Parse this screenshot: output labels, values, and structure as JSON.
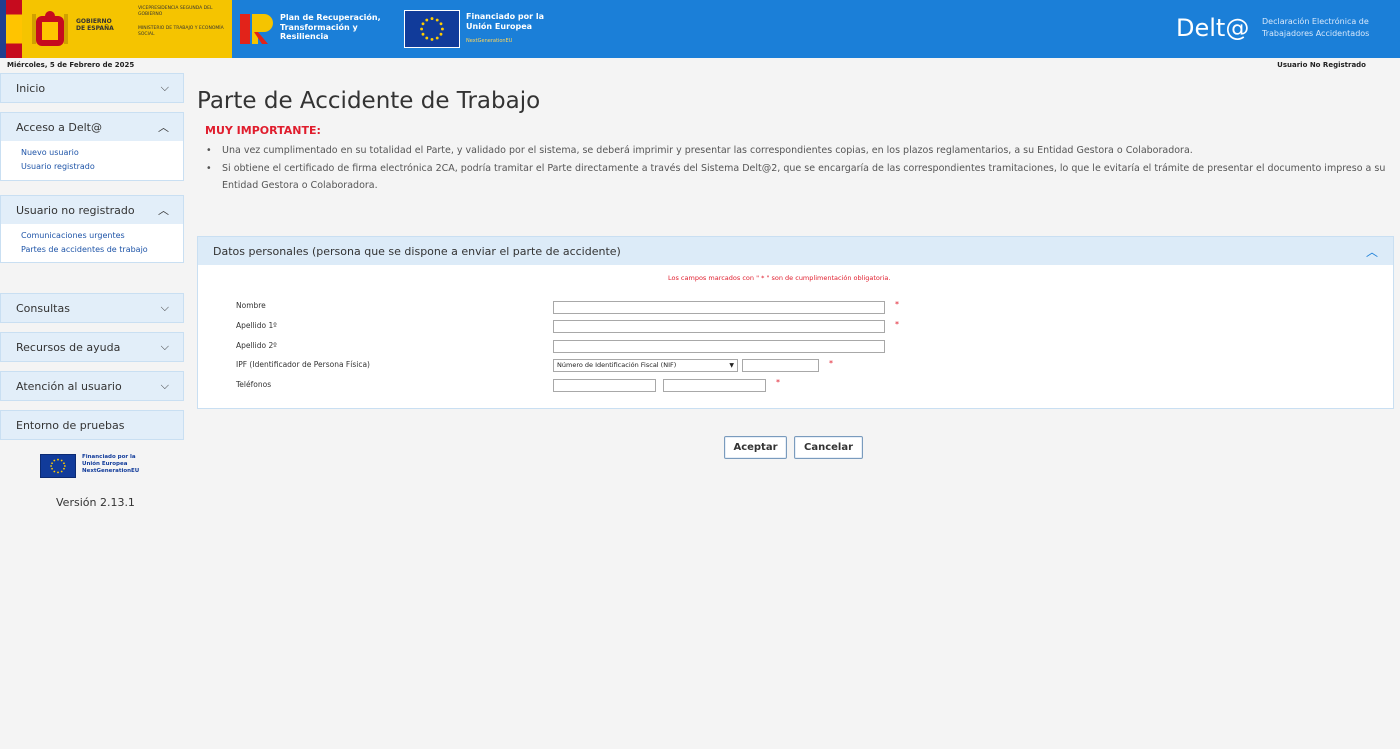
{
  "header": {
    "gov_label": "GOBIERNO DE ESPAÑA",
    "vice_label": "VICEPRESIDENCIA SEGUNDA DEL GOBIERNO",
    "ministry_label": "MINISTERIO DE TRABAJO Y ECONOMÍA SOCIAL",
    "plan_label": "Plan de Recuperación, Transformación y Resiliencia",
    "eu_label": "Financiado por la Unión Europea",
    "eu_sub": "NextGenerationEU",
    "brand": "Delt@",
    "brand_sub": "Declaración Electrónica de Trabajadores Accidentados"
  },
  "infobar": {
    "date": "Miércoles, 5 de Febrero de 2025",
    "user_status": "Usuario No Registrado"
  },
  "sidebar": {
    "inicio": "Inicio",
    "acceso": {
      "title": "Acceso a Delt@",
      "links": [
        "Nuevo usuario",
        "Usuario registrado"
      ]
    },
    "no_registrado": {
      "title": "Usuario no registrado",
      "links": [
        "Comunicaciones urgentes",
        "Partes de accidentes de trabajo"
      ]
    },
    "consultas": "Consultas",
    "recursos": "Recursos de ayuda",
    "atencion": "Atención al usuario",
    "entorno": "Entorno de pruebas",
    "eu_text": "Financiado por la Unión Europea NextGenerationEU",
    "version": "Versión 2.13.1"
  },
  "main": {
    "title": "Parte de Accidente de Trabajo",
    "important": "MUY IMPORTANTE:",
    "notes": [
      "Una vez cumplimentado en su totalidad el Parte, y validado por el sistema, se deberá imprimir y presentar las correspondientes copias, en los plazos reglamentarios, a su Entidad Gestora o Colaboradora.",
      "Si obtiene el certificado de firma electrónica 2CA, podría tramitar el Parte directamente a través del Sistema Delt@2, que se encargaría de las correspondientes tramitaciones, lo que le evitaría el trámite de presentar el documento impreso a su Entidad Gestora o Colaboradora."
    ]
  },
  "panel": {
    "title": "Datos personales (persona que se dispone a enviar el parte de accidente)",
    "required_note": "Los campos marcados con \" * \" son de cumplimentación obligatoria.",
    "fields": {
      "nombre": "Nombre",
      "apellido1": "Apellido 1º",
      "apellido2": "Apellido 2º",
      "ipf": "IPF (Identificador de Persona Física)",
      "telefonos": "Teléfonos"
    },
    "ipf_selected": "Número de Identificación Fiscal (NIF)",
    "star": "*"
  },
  "buttons": {
    "accept": "Aceptar",
    "cancel": "Cancelar"
  },
  "colors": {
    "banner": "#1b7fd8",
    "gov_yellow": "#f5c400",
    "menu_head": "#e2eef9",
    "required_red": "#e01d2d",
    "link_blue": "#1f55a8"
  }
}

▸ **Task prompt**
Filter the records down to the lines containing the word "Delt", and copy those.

▸ **Response to the task**
    "brand": "Delt@",
      "title": "Acceso a Delt@",
      "Si obtiene el certificado de firma electrónica 2CA, podría tramitar el Parte directamente a través del Sistema Delt@2, que se encargaría de las correspondientes tramitaciones, lo que le evitaría el trámite de presentar el documento impreso a su Entidad Gestora o Colaboradora."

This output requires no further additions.